As the saying goes, there are two topics one should avoid in polite company: religion and politics. One person defined these as follows: religion is what you think is; politics is what you think should be. So in politics, the differences arise in that not all agree on what should be--and what must be done to achieve the should. For over a generation what made Basque politics even more intense was E.T.A. Thus the recent announcement of E.T.A.'s end is a real game-changer; what remains to be seen is how this will impact the ongoing discussion of Basque politics, and to what degree it remains a taboo subject.
The bottom line: some Basque communities of the Diaspora are more politicized than others. For some a political identity and activism comprises a key part of how Basqueness is defined. Generally speaking the Basque communities of South America--for various reasons--emphasize politics more-so than others. Meanwhile, again for various reasons, Basques of North American have generally been more apolitical. However this difference is okay: as long as there's clarity on this difference, it does not preclude or prevent the possibility of continuing to work together on cultural projects.
BASQUE FAMILY. The Basque community is really like a family. As the saying goes, you don't get to choose your relatives but you do get to pick your friends. So it becomes a matter of deciding--despite differences--how much you want to get along with your family. We know how this applies in our own local Basque communities, and the same goes for the global Basque community. We are not all going to agree, but there is general consensus among those who self-define as being Basque in a shared should: agree to disagree, let's keep working together to keep Basque heritage alive.
But NABO understands that politics is a part
of life and it is impossible to ignore. So
on some occasions NABO has had--and will
likely continue to have--discussions on
political matters. It is unlikely,
however, that NABO will move far away from
its mostly apolitical cultural endeavors.
Now for some this will be a disappointment, while

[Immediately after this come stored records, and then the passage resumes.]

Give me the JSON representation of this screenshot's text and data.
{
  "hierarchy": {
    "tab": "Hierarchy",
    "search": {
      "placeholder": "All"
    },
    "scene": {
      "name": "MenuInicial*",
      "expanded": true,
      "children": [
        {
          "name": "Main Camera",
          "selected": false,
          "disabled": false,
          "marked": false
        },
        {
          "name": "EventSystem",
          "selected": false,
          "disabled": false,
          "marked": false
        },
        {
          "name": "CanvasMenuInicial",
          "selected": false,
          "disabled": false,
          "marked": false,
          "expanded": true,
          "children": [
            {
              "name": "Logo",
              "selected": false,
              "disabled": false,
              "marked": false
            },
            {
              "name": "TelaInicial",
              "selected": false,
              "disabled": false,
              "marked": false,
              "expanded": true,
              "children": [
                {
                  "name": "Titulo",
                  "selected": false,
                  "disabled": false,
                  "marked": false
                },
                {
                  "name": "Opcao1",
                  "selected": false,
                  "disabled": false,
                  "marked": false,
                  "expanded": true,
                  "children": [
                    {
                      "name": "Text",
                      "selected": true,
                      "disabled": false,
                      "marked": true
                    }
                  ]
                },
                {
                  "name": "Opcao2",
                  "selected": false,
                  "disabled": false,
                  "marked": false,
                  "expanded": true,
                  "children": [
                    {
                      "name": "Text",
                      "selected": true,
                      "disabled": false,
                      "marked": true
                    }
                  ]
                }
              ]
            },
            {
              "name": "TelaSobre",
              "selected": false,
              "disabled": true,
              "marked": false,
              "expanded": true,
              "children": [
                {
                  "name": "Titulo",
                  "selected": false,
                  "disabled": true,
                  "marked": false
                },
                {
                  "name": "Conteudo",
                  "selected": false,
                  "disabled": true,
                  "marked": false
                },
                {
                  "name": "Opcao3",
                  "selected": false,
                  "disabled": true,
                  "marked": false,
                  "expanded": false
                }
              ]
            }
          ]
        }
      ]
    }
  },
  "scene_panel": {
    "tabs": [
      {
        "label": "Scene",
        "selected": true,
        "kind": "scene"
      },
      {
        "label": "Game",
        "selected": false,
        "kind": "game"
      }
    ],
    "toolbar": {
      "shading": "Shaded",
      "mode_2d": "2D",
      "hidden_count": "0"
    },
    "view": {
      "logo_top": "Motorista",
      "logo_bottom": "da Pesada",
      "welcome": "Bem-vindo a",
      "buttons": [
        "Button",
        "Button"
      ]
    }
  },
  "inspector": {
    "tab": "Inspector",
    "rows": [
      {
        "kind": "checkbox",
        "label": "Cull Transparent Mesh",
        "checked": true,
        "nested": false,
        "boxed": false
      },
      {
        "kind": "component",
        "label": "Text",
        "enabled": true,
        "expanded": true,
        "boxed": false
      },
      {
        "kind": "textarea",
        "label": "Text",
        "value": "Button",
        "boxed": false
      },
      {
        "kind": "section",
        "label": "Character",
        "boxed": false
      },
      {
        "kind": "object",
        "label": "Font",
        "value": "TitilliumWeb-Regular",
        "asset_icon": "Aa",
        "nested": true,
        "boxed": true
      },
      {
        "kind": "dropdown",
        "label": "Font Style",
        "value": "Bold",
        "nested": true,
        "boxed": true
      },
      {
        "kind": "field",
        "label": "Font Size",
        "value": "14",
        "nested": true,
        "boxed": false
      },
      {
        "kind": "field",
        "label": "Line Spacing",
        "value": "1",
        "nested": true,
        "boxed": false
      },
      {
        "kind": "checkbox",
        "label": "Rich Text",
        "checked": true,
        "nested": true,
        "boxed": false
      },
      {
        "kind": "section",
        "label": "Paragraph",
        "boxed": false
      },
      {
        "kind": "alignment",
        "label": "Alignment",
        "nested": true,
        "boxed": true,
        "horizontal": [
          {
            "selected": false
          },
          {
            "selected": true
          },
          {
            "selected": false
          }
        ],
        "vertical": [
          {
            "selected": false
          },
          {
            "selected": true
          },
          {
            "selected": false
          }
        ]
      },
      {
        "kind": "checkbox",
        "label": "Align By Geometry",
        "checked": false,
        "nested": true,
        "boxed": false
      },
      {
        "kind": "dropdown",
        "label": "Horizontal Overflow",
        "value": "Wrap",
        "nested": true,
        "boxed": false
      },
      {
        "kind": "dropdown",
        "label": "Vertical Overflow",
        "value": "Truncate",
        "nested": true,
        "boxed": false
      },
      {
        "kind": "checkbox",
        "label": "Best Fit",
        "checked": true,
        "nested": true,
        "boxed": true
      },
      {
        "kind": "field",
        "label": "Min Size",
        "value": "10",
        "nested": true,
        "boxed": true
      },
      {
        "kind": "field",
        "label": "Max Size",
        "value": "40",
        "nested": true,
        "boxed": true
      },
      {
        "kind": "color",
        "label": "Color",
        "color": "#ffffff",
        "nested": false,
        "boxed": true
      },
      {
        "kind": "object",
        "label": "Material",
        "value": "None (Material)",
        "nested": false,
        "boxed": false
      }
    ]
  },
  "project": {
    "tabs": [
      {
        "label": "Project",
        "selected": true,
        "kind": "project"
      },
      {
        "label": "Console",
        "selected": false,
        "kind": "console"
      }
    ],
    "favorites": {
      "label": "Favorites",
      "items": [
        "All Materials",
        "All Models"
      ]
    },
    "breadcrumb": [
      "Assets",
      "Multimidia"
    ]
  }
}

for others zero politics
is desirable. Be that as it may, NABO will
likely continue to pursue a middle path vis-a-vis Basque politics.
And the story will continue ...